Lighting must be provided also. High-speed video requires lots of light because the shutter is necessarily open for a very brief period of time, and of course, the experiment will be in a closed box. The specifications for the new ZX-ZR-200 show higher ISO ratings, so it might have an advantage there, but camera noise  can be a problem at high ISO ratings (although manufacturers are working hard to improve it).

Here are some references you can look at, if you’d like to work on this experiment:

Gravitational Effects on Solder Joints (American Welding Society – Welding Journal)

In-Space Soldering Investigation Fact Sheet

Soldering in Reduced Gravity Experiment Fact Sheet

Component Repair Experiment Fact Sheet

Houston, We Have a Solution

Students to Study the Effects of Microgravity on Solder Joints

Soldering Surprise

Written by Astro1 on May 28th, 2012 , Electronics, Microgravity Tags:

Do you need/want a scanning electron microscope for your citizen-science project?

Are you having trouble finding one?

One solution is to build your own.

Ben Krasnow will be talking about the DIY scanning electronic microscope on the Demo Stage at 2:30 Sunday, May 20 – just one of many cool things to be found at Maker Faire.
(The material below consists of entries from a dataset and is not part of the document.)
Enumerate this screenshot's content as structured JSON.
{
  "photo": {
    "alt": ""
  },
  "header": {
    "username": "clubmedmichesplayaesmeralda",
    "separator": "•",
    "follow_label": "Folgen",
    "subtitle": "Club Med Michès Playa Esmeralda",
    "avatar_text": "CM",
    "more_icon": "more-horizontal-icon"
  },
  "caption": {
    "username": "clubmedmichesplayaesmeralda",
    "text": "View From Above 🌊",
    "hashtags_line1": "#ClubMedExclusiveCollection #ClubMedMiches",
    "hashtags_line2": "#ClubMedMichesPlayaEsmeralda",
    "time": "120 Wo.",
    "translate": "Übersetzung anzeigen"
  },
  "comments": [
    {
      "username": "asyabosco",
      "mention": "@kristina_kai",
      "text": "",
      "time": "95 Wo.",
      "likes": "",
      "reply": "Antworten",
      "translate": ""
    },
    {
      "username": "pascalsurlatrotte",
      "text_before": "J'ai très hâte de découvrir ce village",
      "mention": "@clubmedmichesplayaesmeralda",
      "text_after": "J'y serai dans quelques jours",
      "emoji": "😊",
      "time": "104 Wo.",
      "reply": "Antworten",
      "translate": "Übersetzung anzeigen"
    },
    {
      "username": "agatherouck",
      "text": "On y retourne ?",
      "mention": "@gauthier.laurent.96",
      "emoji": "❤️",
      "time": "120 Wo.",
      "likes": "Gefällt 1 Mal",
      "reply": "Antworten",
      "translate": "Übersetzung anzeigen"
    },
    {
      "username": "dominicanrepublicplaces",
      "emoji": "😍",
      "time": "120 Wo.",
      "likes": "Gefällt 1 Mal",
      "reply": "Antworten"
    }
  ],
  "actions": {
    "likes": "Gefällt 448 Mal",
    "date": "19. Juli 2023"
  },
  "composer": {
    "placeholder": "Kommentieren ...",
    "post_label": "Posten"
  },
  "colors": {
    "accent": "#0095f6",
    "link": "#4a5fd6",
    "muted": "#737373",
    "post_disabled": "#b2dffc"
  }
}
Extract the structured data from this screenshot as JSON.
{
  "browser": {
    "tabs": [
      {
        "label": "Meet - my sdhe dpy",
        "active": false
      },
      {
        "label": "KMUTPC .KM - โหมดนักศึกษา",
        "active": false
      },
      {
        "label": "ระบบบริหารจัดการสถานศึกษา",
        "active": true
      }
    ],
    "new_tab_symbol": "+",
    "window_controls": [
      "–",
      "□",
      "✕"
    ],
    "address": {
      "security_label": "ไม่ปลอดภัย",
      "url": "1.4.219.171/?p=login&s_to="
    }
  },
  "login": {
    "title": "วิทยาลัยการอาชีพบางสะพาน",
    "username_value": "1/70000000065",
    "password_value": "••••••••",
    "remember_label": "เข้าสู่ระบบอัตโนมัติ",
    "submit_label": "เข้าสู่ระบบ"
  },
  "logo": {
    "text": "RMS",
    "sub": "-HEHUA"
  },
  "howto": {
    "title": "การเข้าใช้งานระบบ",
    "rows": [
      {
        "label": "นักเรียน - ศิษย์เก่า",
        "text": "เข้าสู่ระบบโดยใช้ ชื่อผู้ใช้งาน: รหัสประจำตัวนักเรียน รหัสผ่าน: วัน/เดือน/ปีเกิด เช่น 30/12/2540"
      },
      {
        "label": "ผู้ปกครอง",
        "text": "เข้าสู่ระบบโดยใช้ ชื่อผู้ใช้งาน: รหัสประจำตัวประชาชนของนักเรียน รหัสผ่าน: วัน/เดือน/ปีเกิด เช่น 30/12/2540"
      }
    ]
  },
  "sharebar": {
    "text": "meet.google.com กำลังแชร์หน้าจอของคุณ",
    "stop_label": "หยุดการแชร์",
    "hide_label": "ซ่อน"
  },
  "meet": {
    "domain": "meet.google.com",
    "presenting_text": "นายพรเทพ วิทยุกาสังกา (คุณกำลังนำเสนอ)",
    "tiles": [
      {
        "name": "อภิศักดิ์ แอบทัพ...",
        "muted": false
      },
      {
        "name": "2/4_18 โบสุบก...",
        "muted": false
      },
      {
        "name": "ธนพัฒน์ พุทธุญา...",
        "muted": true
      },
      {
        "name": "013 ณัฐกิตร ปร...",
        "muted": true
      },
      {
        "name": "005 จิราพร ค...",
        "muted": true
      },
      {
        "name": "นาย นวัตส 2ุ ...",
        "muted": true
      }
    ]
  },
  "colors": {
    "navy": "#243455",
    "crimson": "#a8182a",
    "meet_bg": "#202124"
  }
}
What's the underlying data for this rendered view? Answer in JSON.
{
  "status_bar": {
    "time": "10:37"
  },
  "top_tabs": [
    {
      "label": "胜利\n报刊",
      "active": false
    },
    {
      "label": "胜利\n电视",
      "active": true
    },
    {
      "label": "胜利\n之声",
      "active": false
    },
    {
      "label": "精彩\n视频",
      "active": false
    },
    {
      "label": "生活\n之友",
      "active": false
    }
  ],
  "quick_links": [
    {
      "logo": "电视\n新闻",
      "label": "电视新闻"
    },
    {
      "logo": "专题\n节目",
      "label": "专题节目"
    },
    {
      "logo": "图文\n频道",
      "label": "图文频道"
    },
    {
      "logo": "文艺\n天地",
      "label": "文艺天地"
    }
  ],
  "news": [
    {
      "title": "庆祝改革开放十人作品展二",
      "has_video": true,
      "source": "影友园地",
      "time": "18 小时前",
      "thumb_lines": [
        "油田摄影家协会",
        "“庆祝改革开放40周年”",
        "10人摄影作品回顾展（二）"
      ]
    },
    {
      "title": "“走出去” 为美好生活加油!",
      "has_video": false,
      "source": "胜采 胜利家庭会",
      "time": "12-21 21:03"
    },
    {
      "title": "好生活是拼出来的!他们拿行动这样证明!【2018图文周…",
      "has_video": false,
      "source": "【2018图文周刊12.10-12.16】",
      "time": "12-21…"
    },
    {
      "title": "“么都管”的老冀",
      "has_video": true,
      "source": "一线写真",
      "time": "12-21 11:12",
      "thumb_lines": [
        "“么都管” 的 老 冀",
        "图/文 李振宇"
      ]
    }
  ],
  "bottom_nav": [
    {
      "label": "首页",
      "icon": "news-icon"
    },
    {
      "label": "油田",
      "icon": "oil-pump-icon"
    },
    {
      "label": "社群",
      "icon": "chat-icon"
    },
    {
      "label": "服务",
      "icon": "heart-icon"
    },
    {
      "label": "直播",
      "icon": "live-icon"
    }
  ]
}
More information is available on his blog.

 

Written by Astro1 on May 4th, 2012 , Electronics

Some tips on finishing the outside of an electronics project.

 

Written by Astro1 on April 27th, 2012 , Electronics

Hobbyists have been making their own printed circuit boards for a long time, but inkjet printers make it a lot easier.

 

Written by Astro1 on April 26th, 2012 , Electronics

Raspberry Pi is a credit-card-sized (3.37-inch by 2.125-inch) single-board Linux computer based on an ARM processor. Developed by the Raspberry Pi Foundation in England, the Raspberry Pi Model B sells for just $35. A less expensive $25 version called the Model A is expected shortly.

Raspberry Pi is cheaper than competing products such as the $89 BeagleBone. The price difference is probably not significant for space applications at the present time, but we’re looking forward to see the day when a $64 price difference becomes significant.

Supply appears to be constrained at the present time. The Raspberry Pi Foundation is currently trying to limit sales to one per customer in order to spread them around. In the US, Raspberry Pi is available through Element 14.

 

Written by Astro1 on April 11th, 2012 , Electronics

The BeagleBone, introduced late last year, is a stripped-down version of the BeagleBoard, a low-cost, fan-less single-board computer based on the low-power Texas Instruments ARM Cortex-A8 processor.

The BeagleBoard itself is amazingly compact – just 3 inches by 3 inches. The more powerful BeagleBoard-xM is slightly larger, 3.25 inches by 3.25 inches. The BeagleBone is the runt of the litter, at 3.4 inches by 2.1 inches. All three boards are open-source hardware developed by Texas Instruments.

All three Beagle boards offer laptop-class performance, which makes them good choices for embedded applications that require more power than microcontrollers like Arduino can deliver. The boards can run a variety of operating systems. Linux is the usual choice but Android and Windows Compact Embedded 7 are also possibilities. Given the size and processing power, we expect to see a lot of these boards flying as experiment controllers on suborbital spacecraft.

The BeagleBone is available for $89 at the Maker ShedDigi-Key, or AdaFruit. The BeagleBoard and BeagleBoard-xM are available for $125 and $149, respectively, at Digi-Key or Mouser Electronics.

 

Written by Astro1 on April 11th, 2012 , Electronics

The Mintronics: Menta is a new Arduino-compatible micro controller board that includes onboard prototyping space and fits in a mint box. The prototyping area is sized for a mini-breadboard so it’s also possible to wire circuits without soldering. It’s available for $35 at the Maker Shed.

Mintronics: Menta microcontroller board

 

Written by Astro1 on April 10th, 2012 , Electronics